"There is nothing like this book, and there is a tremendous need for more documentation of the ecology of the Ten Thousand Islands, both for its own sake as part of the environmental record, but also due to looming effects of sea level rise. The entire region is extremely vulnerable to ecological change due to climate change and many of the areas, environments, and species Petuch and Berschauer document will likely be impacted in the next 20 years. The photographs are incredible, and provide a very useful reference for shell identification.

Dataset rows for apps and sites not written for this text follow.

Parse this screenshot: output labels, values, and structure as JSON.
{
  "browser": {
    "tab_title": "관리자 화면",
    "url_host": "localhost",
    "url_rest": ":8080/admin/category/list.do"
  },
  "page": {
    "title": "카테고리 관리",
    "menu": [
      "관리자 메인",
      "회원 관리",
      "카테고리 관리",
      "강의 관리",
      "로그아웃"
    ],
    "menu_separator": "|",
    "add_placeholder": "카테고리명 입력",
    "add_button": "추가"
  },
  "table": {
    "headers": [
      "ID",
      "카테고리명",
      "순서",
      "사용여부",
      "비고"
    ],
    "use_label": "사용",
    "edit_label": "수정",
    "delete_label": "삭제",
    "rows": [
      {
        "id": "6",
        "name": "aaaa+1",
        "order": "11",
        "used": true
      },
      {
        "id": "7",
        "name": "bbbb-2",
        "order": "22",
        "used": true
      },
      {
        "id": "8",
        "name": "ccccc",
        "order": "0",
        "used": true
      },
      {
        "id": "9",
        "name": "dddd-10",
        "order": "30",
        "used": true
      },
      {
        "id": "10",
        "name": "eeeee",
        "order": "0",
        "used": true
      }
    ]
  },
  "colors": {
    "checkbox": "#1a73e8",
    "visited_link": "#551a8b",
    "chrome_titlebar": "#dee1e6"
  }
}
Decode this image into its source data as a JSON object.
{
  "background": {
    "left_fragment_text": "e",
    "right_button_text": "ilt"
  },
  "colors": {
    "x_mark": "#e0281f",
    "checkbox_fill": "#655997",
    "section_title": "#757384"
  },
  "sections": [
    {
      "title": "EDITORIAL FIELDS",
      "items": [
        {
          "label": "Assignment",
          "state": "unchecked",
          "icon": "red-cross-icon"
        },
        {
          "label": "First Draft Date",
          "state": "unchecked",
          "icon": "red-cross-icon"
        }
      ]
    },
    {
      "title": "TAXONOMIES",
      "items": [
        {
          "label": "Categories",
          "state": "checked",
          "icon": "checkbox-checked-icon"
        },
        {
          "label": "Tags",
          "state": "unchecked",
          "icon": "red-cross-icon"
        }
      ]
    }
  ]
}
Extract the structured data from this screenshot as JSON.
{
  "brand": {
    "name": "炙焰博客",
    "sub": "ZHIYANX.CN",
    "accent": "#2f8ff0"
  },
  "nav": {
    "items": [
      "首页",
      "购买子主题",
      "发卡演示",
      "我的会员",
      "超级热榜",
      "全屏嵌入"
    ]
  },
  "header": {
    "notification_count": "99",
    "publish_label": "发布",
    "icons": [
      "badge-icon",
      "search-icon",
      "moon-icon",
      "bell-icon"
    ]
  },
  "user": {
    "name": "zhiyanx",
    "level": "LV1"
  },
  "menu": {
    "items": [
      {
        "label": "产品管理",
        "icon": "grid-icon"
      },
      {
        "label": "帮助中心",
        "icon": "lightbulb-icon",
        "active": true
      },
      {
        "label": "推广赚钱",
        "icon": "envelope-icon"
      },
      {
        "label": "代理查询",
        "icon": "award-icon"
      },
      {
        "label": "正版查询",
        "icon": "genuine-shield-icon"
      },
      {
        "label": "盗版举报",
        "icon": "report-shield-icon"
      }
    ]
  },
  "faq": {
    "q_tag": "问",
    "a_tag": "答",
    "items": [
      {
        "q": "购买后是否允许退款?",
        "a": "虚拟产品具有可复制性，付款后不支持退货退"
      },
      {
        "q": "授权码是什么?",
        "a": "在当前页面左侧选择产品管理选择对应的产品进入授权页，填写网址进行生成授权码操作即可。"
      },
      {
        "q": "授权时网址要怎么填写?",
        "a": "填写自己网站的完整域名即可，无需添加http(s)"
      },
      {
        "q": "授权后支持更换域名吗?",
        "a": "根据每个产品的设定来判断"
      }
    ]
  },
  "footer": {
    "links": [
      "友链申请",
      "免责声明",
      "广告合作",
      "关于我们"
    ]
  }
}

This book will be an essential reference for a wide range of scholars and advocational malacologists, including archaeologists."
– Traci Ardren, Professor of Anthropology and Interim Chair, University of Miami, USA
"This book is written in the traditions and standards of the popular nature guides, and it exceeds these standards! It covers everything from mollusks to birds and raccoons, so should be of interest not only to biologists, ecologists, and shell collectors, but also to the general public. It describes everything well without being overwhelmingly technical, appealing to many readers, of all ages, interested in nature and coastal environments. The large number of color photographs and plates provide a great visual guide to the contents of the book, and the iconography parts will be very useful for identification of mollusks."
– Anton Oleinik, Department of Geosciences, Florida Atlantic University
"I am a social scientist, and I rely on books such as these for the broader context of the questions that I explore regarding the nature of human use of these aquatic environments and the species that dwell within them. Oftentimes, relevant species and habitat specific information is difficult to find and oftentimes it is out of date. Therefore, having a resource such as this is invaluable to someone like me, as well as being a key source for those in the life sciences!"
– Victor D. Thompson, Professor & Director, University of Georgia, USA